** Information given **
§
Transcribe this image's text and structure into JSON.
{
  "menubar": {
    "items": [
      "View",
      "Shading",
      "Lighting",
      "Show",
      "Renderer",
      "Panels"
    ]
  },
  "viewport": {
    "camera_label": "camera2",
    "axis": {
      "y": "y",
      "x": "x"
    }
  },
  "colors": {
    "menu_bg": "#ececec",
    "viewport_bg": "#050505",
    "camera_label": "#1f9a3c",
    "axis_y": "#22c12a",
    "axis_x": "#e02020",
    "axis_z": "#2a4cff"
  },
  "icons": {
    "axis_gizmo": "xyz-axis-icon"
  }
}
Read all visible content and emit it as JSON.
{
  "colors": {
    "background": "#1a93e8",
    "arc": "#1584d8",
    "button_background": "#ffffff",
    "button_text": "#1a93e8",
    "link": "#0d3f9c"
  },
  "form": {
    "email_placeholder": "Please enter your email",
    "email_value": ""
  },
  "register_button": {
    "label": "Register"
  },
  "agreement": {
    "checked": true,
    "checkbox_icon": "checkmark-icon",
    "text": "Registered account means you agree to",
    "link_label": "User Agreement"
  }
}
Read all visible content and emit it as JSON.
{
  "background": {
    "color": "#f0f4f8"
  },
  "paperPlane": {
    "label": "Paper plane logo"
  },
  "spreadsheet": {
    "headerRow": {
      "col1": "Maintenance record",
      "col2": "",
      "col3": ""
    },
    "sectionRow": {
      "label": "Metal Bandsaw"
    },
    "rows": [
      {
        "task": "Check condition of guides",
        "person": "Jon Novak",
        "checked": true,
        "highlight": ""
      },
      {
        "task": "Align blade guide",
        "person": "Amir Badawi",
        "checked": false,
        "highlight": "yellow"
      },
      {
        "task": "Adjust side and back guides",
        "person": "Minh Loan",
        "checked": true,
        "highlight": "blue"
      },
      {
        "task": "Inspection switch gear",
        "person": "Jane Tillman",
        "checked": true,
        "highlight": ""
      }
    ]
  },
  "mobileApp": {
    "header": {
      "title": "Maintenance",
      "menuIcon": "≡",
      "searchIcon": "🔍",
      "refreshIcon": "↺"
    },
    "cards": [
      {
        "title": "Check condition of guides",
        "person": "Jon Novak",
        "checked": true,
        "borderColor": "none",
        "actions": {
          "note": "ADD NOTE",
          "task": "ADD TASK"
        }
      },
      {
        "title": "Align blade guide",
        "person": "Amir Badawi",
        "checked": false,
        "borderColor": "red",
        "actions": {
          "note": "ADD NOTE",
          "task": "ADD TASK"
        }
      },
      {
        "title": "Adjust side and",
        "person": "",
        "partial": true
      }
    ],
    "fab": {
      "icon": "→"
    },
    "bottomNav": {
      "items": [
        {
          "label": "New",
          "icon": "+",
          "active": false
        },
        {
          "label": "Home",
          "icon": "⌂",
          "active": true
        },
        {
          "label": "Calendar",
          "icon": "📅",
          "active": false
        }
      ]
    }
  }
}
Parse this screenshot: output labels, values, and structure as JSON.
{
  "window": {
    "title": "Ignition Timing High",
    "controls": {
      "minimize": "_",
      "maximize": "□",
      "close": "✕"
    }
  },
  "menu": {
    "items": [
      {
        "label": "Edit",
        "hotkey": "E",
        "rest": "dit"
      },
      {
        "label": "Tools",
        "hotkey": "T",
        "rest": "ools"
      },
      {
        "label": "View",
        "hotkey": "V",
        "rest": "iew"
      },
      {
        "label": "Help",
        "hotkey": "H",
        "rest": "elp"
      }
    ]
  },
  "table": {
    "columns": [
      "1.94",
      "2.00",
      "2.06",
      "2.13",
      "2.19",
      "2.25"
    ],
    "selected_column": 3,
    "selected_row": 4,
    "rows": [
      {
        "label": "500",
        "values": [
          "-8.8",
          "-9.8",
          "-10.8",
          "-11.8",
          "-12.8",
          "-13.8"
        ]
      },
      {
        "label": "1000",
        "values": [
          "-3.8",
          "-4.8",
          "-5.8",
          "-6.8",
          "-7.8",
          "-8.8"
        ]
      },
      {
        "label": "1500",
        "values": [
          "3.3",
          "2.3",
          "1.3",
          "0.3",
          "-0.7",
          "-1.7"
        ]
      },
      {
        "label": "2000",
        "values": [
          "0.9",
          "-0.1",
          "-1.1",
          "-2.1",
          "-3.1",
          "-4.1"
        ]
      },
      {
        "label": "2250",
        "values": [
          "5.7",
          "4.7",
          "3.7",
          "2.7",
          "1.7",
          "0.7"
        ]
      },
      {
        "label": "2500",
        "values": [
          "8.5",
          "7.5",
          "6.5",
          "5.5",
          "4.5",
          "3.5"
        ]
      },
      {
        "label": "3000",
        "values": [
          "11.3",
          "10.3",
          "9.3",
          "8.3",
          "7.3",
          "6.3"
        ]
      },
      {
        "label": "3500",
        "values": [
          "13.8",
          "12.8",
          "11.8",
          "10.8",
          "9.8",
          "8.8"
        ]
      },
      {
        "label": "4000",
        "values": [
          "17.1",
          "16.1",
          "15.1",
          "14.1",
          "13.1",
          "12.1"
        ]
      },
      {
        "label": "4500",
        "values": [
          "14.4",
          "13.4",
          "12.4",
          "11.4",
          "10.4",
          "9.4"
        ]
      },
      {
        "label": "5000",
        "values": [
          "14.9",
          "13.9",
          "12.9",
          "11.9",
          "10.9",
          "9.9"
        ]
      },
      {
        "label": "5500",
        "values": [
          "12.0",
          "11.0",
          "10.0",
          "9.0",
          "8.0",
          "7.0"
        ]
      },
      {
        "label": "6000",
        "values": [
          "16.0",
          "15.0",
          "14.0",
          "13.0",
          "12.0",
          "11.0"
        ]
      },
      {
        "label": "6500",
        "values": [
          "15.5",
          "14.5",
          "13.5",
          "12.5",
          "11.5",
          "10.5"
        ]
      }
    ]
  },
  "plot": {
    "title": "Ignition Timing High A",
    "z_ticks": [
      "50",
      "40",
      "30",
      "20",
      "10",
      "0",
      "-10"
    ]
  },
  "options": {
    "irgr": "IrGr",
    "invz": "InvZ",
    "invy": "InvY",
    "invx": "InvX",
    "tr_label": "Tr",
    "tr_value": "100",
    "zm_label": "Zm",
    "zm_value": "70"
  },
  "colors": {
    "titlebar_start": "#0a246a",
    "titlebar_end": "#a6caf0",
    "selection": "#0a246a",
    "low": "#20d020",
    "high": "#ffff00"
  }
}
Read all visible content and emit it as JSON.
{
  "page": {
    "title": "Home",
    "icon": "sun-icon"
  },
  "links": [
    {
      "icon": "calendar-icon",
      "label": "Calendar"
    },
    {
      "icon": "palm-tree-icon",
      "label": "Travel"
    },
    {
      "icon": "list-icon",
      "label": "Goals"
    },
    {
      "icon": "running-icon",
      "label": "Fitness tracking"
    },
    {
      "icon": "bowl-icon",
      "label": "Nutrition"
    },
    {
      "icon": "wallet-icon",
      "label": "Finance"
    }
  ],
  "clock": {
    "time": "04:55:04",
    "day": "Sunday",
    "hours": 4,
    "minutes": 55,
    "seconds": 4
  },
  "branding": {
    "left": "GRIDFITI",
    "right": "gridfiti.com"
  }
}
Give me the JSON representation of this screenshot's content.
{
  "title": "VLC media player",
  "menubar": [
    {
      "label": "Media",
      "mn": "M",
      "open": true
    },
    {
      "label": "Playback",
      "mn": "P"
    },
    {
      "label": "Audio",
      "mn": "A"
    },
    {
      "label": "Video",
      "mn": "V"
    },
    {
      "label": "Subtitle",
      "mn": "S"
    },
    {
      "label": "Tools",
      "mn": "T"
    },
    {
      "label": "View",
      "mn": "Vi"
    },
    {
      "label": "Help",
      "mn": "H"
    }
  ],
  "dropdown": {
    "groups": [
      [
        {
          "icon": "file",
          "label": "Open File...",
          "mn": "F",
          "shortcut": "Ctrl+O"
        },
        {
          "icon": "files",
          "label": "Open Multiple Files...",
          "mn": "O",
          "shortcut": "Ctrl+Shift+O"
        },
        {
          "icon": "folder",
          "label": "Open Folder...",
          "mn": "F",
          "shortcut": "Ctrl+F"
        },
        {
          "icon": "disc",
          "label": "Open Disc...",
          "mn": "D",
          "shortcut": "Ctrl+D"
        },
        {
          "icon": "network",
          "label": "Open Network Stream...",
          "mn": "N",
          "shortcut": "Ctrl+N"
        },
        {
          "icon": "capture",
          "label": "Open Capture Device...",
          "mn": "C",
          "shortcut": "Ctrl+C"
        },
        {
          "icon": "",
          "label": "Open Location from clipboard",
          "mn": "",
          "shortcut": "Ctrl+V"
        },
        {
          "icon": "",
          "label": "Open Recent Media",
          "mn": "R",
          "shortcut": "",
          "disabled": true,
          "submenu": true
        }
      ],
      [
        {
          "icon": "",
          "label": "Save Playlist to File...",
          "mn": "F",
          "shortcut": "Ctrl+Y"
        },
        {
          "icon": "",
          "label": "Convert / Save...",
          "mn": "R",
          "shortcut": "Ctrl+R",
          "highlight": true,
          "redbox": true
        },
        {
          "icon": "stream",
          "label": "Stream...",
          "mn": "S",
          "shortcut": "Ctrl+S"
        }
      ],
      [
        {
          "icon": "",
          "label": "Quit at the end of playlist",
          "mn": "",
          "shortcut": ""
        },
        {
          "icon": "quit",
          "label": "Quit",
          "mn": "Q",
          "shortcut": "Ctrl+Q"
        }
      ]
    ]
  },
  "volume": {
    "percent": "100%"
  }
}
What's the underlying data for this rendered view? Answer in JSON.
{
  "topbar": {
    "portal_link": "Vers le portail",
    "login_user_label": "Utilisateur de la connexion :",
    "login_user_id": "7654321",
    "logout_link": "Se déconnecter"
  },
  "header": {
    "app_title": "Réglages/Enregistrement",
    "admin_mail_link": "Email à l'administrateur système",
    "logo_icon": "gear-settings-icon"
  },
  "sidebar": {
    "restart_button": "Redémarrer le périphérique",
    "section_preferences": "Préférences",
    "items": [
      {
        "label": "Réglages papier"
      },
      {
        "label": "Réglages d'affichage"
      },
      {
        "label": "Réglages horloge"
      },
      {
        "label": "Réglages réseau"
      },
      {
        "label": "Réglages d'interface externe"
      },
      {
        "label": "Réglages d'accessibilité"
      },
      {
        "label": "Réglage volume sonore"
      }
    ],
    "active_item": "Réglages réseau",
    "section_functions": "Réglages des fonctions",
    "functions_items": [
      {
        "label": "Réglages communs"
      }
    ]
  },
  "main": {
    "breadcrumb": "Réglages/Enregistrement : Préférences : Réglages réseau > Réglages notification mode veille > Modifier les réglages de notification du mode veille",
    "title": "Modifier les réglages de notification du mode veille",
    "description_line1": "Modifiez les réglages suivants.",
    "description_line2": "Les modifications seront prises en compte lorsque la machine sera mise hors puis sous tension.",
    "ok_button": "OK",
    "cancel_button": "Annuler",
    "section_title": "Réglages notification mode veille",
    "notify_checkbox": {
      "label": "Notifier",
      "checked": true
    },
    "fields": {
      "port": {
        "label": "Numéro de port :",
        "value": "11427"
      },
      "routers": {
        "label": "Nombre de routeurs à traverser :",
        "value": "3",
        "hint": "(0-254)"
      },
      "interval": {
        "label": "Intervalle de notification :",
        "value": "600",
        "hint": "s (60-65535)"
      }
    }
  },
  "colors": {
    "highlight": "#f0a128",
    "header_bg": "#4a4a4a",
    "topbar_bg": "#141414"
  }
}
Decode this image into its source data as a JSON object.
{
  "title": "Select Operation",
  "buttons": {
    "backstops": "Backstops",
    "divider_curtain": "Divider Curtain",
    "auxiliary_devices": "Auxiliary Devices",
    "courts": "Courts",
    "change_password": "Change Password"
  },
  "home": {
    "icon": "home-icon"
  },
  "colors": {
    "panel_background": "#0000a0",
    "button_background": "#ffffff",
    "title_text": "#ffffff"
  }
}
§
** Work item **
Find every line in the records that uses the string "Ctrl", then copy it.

** Exercise solution **
          "shortcut": "Ctrl+O"
          "shortcut": "Ctrl+Shift+O"
          "shortcut": "Ctrl+F"
          "shortcut": "Ctrl+D"
          "shortcut": "Ctrl+N"
          "shortcut": "Ctrl+C"
          "shortcut": "Ctrl+V"
          "shortcut": "Ctrl+Y"
          "shortcut": "Ctrl+R",
          "shortcut": "Ctrl+S"
          "shortcut": "Ctrl+Q"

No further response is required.